The opioid drug crisis continues to worsen even as county legislators try to figure out how to spend a half-million dollars set aside for the epidemic.
So far this year, 226 county residents have died of overdoses, compared with 301 confirmed deaths for all of last year. But figuring out how to allocate a one-time grant by the Erie County Legislature to community organizations with worthy proposals for dealing with the crisis has elected leaders hitting the pause button.
The Legislature received 13 proposals and found just one worthy. Legislators will convene a special meeting later this month to take a closer look at the other spending proposals.
Evergreen Health Services got the green light to receive $235,000. It hopes to reduce risk to drug users, expand access to opioid replacement therapy, offer four mobile locations for syringe exchanges and supplement the county’s drug prevention campaign.
Still, just one proposal was approved in what was supposed to be a rapid response to the opioid epidemic. It was one of three proposals recommended by a panel of experts, which includes Health Commissioner Dr. Gale Burstein and Mental Health Commissioner Michael Ranney.
The panel had also recommended a proposal to transform Neighborhood Health Center into a “best practices” primary care side, with new and expanded policies, training, screening and intervention for patients struggling with substance abuse, and one to help the International Institute of Buffalo assist human trafficking victims. The connection there is that victims forced into sexual slavery are controlled through addiction to opioid drugs.
Burstein, Ranney and other members of the panel have the expertise to select workable proposals, and their recommendations should carry weight with the Legislature.
Avi Israel, a victims advocate who heads the Save the Michaels organization and who submitted his own proposal for the entire $500,000, went too far in suggesting Burstein was underqualified to review the proposals because “she’s just a pediatrician.” Her resume, which includes writing national guidelines for the CDC, speaks for itself.

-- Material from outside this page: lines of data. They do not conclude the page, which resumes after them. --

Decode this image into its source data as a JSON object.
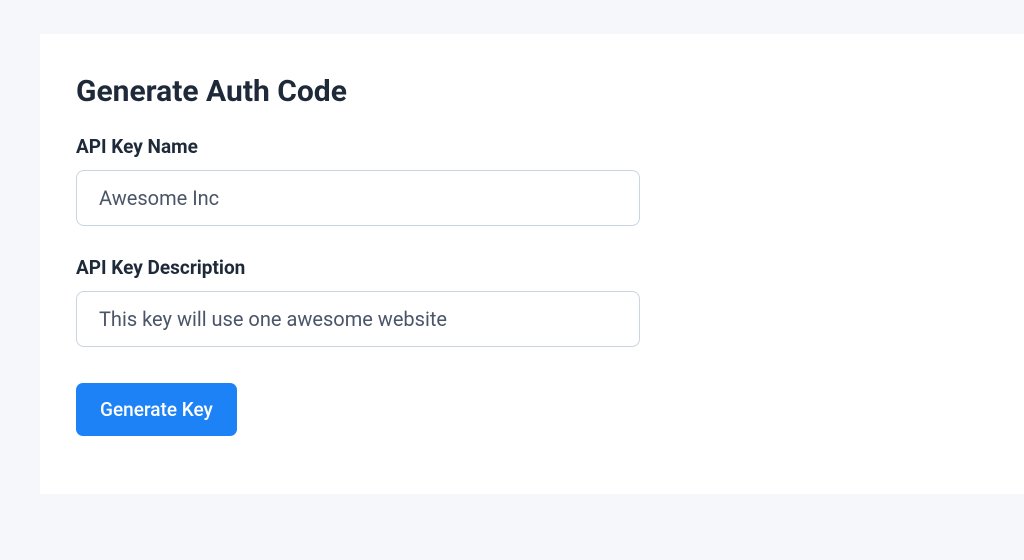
{
  "form": {
    "title": "Generate Auth Code",
    "name": {
      "label": "API Key Name",
      "value": "Awesome Inc"
    },
    "description": {
      "label": "API Key Description",
      "value": "This key will use one awesome website"
    },
    "submit_label": "Generate Key"
  }
}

Perhaps Legislator Patrick Burke, D-Buffalo, who expressed his own frustration at the panel’s recommendations, had it right the first time. Give the Health Department the county funding and take the Legislature out of the equation.